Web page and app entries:
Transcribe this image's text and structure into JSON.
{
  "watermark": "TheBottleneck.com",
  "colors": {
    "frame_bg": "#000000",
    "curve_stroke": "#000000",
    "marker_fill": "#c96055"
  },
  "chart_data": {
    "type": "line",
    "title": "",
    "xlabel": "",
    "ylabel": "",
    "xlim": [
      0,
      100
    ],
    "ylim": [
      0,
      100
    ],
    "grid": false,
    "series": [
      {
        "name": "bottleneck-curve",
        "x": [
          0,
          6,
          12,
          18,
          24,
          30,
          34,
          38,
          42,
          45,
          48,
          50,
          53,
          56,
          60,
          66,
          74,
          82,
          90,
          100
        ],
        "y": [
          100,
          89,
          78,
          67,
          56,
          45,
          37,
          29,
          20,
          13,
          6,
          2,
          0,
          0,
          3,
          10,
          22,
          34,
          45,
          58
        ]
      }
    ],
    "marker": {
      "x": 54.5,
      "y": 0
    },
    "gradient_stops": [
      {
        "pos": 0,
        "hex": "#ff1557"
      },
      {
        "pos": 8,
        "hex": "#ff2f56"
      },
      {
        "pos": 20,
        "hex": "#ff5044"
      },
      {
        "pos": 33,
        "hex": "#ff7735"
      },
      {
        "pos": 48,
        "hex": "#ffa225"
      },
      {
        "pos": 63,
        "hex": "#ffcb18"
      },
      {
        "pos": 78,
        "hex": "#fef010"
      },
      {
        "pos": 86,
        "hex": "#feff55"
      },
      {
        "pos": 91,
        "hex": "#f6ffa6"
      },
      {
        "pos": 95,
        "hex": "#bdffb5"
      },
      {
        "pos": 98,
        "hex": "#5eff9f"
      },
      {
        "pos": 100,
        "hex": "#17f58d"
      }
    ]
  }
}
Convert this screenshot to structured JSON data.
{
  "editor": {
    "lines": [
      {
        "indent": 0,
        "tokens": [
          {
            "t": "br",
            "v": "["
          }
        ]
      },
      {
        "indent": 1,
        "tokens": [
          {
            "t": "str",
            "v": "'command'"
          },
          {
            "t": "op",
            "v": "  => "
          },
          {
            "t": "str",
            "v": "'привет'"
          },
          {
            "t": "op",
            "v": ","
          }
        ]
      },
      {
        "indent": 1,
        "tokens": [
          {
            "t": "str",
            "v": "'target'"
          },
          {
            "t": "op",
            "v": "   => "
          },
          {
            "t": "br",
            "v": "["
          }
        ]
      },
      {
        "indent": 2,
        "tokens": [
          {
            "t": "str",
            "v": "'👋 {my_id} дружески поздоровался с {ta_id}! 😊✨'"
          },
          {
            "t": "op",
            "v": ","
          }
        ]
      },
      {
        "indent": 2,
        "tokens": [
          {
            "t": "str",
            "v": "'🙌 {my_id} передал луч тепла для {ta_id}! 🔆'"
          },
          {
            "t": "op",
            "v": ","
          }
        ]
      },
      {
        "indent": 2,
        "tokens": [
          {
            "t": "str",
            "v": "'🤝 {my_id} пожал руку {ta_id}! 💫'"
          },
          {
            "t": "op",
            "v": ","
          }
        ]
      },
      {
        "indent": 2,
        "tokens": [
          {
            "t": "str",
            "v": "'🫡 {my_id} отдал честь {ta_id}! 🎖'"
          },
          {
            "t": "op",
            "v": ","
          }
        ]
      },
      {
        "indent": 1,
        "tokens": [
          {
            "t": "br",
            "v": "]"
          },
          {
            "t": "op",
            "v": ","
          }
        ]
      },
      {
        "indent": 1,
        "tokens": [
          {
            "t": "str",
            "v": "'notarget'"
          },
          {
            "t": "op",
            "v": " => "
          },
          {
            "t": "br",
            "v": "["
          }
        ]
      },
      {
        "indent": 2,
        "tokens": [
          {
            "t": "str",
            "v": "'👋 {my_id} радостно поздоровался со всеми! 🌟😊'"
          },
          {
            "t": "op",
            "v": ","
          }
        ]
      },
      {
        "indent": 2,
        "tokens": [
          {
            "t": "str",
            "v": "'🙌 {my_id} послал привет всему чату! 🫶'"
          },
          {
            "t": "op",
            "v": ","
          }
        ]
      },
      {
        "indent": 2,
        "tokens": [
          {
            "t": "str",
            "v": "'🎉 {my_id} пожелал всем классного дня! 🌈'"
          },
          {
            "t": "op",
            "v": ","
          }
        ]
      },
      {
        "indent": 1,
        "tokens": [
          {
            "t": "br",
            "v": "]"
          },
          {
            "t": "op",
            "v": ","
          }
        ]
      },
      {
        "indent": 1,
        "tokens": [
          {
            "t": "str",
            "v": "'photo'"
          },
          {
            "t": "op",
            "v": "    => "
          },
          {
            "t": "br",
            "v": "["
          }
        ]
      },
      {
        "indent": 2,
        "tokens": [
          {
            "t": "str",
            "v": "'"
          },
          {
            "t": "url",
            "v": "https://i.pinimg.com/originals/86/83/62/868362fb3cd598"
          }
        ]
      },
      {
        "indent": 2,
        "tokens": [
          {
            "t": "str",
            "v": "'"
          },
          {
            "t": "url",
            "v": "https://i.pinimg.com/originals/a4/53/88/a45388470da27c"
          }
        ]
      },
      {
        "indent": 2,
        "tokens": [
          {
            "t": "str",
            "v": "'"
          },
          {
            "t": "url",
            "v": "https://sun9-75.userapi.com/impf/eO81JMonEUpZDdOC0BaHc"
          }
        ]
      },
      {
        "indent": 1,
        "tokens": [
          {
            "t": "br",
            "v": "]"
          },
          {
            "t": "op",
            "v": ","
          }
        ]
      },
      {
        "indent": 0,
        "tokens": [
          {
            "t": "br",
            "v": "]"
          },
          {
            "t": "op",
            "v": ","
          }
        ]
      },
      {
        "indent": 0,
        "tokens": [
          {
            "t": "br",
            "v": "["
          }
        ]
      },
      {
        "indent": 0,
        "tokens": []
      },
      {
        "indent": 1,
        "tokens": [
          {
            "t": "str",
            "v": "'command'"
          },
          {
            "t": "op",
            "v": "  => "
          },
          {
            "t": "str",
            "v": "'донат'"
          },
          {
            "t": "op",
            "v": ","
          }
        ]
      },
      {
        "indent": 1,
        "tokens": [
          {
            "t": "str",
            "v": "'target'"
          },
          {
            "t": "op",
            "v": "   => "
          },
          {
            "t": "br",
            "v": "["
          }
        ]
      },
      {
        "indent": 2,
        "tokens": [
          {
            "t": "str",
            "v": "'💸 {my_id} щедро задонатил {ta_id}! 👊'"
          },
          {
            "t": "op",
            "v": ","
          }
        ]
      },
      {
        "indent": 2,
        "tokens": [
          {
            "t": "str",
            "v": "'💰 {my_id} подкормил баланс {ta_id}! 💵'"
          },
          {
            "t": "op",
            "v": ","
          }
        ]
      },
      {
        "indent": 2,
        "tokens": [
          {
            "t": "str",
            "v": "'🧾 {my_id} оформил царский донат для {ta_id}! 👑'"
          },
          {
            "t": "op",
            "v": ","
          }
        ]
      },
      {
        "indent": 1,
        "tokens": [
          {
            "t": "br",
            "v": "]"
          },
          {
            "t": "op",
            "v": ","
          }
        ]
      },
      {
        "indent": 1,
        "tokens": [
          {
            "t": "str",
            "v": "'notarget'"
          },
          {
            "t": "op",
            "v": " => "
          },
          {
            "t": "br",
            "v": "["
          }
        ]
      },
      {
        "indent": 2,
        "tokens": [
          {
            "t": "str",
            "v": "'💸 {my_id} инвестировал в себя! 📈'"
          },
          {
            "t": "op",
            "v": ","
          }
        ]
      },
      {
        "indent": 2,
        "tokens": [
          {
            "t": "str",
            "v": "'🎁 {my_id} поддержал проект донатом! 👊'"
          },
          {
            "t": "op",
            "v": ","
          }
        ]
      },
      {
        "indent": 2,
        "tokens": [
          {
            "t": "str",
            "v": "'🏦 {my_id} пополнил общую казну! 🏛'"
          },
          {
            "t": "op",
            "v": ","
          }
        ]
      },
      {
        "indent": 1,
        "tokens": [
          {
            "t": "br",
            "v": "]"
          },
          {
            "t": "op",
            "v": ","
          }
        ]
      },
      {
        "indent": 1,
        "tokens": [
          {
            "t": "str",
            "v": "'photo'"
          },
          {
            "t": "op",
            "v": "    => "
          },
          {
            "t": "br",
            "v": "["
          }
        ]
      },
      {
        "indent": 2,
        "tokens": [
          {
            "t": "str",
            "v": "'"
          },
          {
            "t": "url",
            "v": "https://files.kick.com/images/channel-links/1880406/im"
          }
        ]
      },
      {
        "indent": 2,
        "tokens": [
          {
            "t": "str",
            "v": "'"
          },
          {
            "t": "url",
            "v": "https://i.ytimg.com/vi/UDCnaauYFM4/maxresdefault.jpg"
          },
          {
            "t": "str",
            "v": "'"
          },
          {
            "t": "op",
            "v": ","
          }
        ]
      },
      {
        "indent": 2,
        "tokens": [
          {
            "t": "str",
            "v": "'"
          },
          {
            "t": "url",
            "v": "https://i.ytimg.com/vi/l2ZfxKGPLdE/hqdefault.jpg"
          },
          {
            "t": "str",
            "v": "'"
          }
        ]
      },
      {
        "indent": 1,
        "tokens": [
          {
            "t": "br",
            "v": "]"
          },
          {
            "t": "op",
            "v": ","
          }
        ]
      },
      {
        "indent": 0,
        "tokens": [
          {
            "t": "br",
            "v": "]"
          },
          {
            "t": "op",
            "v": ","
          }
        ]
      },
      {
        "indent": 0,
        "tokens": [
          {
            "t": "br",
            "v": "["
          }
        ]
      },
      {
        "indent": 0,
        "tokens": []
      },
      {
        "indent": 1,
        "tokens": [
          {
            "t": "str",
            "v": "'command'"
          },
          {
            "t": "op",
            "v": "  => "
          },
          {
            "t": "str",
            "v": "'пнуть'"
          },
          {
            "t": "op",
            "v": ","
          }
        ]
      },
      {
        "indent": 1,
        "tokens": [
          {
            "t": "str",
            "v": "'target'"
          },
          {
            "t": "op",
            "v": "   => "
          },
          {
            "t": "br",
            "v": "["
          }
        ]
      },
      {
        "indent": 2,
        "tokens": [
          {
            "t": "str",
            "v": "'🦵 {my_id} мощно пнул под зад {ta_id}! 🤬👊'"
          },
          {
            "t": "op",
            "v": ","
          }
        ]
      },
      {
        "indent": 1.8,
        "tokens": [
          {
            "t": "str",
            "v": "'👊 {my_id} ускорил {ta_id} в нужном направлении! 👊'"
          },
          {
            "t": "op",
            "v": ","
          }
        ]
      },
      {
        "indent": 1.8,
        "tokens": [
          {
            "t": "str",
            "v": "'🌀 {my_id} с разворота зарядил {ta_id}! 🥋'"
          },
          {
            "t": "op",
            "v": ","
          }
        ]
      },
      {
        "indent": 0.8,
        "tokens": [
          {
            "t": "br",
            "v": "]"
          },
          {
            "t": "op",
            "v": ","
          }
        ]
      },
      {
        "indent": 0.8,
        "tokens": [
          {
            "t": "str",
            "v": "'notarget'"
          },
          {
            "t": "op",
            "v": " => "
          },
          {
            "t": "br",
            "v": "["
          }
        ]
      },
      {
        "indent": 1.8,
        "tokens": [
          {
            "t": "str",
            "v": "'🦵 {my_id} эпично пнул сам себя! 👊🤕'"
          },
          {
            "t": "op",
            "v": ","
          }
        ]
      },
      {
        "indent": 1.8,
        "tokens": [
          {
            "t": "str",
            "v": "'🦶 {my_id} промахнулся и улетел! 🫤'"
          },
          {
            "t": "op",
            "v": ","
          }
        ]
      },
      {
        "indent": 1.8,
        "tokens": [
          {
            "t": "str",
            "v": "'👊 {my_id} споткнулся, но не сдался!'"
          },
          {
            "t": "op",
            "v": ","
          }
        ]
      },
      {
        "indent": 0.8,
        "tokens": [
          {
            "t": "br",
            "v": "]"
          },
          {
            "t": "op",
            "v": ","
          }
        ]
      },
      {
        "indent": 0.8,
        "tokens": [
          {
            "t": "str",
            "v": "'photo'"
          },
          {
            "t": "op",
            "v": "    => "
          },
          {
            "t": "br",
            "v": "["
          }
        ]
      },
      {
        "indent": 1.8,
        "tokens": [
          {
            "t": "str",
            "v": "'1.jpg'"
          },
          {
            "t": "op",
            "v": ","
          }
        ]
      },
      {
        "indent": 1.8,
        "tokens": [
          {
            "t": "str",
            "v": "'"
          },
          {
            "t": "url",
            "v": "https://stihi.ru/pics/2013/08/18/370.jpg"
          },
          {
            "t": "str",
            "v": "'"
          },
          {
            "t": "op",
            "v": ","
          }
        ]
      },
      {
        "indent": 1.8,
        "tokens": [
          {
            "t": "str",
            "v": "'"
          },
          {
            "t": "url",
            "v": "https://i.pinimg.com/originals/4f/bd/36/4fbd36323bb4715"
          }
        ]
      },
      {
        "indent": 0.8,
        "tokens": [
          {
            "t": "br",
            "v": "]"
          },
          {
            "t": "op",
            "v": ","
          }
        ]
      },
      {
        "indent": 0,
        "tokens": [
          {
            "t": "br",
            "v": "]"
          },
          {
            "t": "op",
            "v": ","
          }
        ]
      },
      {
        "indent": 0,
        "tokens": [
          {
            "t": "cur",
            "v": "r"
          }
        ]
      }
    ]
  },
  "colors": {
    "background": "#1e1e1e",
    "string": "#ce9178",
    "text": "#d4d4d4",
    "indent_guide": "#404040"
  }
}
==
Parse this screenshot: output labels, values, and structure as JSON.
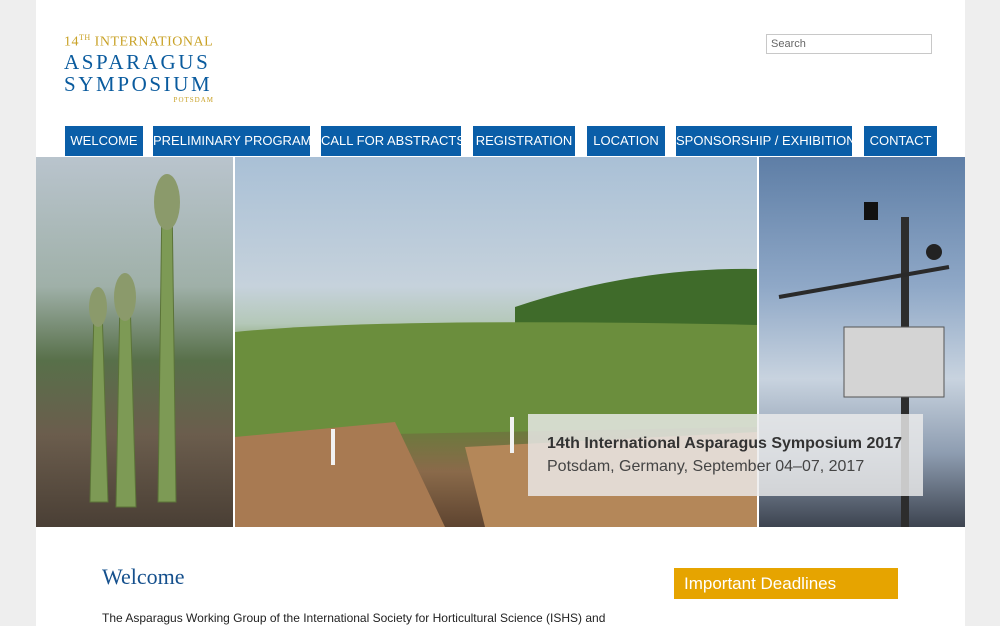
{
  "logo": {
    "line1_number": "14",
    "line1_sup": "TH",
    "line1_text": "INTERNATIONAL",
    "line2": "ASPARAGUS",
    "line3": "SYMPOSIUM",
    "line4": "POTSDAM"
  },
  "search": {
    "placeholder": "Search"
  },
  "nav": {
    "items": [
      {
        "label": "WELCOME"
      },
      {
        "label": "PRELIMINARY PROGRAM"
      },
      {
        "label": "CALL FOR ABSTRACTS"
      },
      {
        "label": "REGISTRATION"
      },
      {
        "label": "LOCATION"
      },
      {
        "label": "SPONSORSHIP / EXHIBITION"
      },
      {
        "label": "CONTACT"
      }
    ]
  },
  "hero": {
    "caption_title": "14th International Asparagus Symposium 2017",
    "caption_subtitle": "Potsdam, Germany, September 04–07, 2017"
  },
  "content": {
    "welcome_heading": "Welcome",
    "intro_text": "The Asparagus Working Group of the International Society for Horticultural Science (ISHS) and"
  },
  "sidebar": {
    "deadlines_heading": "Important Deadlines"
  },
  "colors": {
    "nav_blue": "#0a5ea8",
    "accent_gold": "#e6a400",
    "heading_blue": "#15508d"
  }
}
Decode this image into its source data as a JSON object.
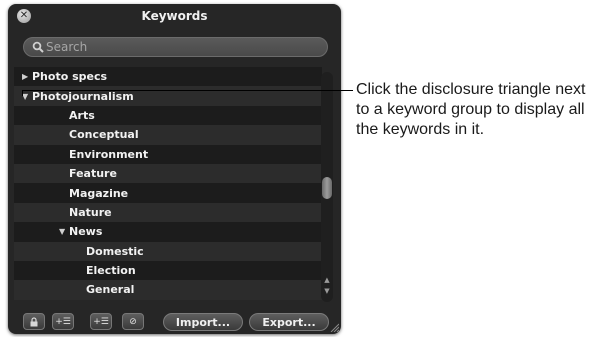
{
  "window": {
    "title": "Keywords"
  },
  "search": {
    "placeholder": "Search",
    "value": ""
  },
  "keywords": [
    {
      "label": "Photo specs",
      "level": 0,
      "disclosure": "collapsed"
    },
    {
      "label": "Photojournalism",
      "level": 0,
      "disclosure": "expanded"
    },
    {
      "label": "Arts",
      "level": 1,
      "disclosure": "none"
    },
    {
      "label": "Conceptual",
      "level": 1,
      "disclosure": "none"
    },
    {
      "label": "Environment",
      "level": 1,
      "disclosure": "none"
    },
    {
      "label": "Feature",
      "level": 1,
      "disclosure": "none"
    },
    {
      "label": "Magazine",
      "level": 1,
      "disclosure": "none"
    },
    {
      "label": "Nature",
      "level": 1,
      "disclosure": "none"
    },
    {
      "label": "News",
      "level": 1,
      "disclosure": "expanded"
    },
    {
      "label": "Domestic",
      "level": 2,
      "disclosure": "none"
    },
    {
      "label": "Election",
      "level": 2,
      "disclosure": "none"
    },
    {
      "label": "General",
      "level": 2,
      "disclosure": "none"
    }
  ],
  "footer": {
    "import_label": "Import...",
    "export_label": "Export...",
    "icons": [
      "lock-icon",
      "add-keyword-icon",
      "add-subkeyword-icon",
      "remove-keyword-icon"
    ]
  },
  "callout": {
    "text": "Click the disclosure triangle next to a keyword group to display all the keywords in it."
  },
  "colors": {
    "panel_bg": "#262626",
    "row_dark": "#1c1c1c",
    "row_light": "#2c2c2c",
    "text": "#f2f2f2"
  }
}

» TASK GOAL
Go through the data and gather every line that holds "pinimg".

» EXERCISE OUTPUT
            "v": "https://i.pinimg.com/originals/86/83/62/868362fb3cd598"
            "v": "https://i.pinimg.com/originals/a4/53/88/a45388470da27c"
            "v": "https://i.pinimg.com/originals/4f/bd/36/4fbd36323bb4715"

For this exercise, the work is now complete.